== Data extracts ==

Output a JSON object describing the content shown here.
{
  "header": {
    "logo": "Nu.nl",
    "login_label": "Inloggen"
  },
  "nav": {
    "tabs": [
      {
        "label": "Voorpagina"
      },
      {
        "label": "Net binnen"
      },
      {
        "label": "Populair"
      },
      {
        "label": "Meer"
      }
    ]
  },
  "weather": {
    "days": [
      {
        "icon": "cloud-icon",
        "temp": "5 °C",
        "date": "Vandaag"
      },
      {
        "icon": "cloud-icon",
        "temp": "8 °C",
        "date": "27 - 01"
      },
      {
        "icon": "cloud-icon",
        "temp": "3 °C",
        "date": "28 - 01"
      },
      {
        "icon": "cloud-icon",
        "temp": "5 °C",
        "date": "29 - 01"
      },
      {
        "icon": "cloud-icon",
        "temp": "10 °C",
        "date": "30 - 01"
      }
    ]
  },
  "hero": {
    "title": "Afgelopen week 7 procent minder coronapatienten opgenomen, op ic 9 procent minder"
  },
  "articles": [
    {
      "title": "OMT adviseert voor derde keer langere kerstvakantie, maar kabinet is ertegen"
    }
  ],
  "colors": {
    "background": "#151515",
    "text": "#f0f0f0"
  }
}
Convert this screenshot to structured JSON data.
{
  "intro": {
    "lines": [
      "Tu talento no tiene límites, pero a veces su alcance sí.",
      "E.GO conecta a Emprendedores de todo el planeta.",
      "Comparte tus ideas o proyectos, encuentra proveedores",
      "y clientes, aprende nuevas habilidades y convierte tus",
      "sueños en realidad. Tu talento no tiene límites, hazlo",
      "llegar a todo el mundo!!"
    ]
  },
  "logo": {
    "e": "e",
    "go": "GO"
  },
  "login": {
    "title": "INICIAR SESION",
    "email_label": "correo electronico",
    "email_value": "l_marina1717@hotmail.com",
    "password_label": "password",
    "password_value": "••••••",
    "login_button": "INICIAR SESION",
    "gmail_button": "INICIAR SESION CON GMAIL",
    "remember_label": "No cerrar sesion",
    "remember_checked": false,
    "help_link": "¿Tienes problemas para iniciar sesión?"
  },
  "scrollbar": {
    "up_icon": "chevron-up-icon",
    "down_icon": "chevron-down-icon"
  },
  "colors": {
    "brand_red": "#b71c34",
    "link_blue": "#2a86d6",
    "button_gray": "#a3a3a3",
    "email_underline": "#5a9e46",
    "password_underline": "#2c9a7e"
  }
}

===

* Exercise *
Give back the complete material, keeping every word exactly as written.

* Result of this task *
Output a JSON object describing the content shown here.
{
  "header": {
    "logo": "Nu.nl",
    "login_label": "Inloggen"
  },
  "nav": {
    "tabs": [
      {
        "label": "Voorpagina"
      },
      {
        "label": "Net binnen"
      },
      {
        "label": "Populair"
      },
      {
        "label": "Meer"
      }
    ]
  },
  "weather": {
    "days": [
      {
        "icon": "cloud-icon",
        "temp": "5 °C",
        "date": "Vandaag"
      },
      {
        "icon": "cloud-icon",
        "temp": "8 °C",
        "date": "27 - 01"
      },
      {
        "icon": "cloud-icon",
        "temp": "3 °C",
        "date": "28 - 01"
      },
      {
        "icon": "cloud-icon",
        "temp": "5 °C",
        "date": "29 - 01"
      },
      {
        "icon": "cloud-icon",
        "temp": "10 °C",
        "date": "30 - 01"
      }
    ]
  },
  "hero": {
    "title": "Afgelopen week 7 procent minder coronapatienten opgenomen, op ic 9 procent minder"
  },
  "articles": [
    {
      "title": "OMT adviseert voor derde keer langere kerstvakantie, maar kabinet is ertegen"
    }
  ],
  "colors": {
    "background": "#151515",
    "text": "#f0f0f0"
  }
}
Convert this screenshot to structured JSON data.
{
  "intro": {
    "lines": [
      "Tu talento no tiene límites, pero a veces su alcance sí.",
      "E.GO conecta a Emprendedores de todo el planeta.",
      "Comparte tus ideas o proyectos, encuentra proveedores",
      "y clientes, aprende nuevas habilidades y convierte tus",
      "sueños en realidad. Tu talento no tiene límites, hazlo",
      "llegar a todo el mundo!!"
    ]
  },
  "logo": {
    "e": "e",
    "go": "GO"
  },
  "login": {
    "title": "INICIAR SESION",
    "email_label": "correo electronico",
    "email_value": "l_marina1717@hotmail.com",
    "password_label": "password",
    "password_value": "••••••",
    "login_button": "INICIAR SESION",
    "gmail_button": "INICIAR SESION CON GMAIL",
    "remember_label": "No cerrar sesion",
    "remember_checked": false,
    "help_link": "¿Tienes problemas para iniciar sesión?"
  },
  "scrollbar": {
    "up_icon": "chevron-up-icon",
    "down_icon": "chevron-down-icon"
  },
  "colors": {
    "brand_red": "#b71c34",
    "link_blue": "#2a86d6",
    "button_gray": "#a3a3a3",
    "email_underline": "#5a9e46",
    "password_underline": "#2c9a7e"
  }
}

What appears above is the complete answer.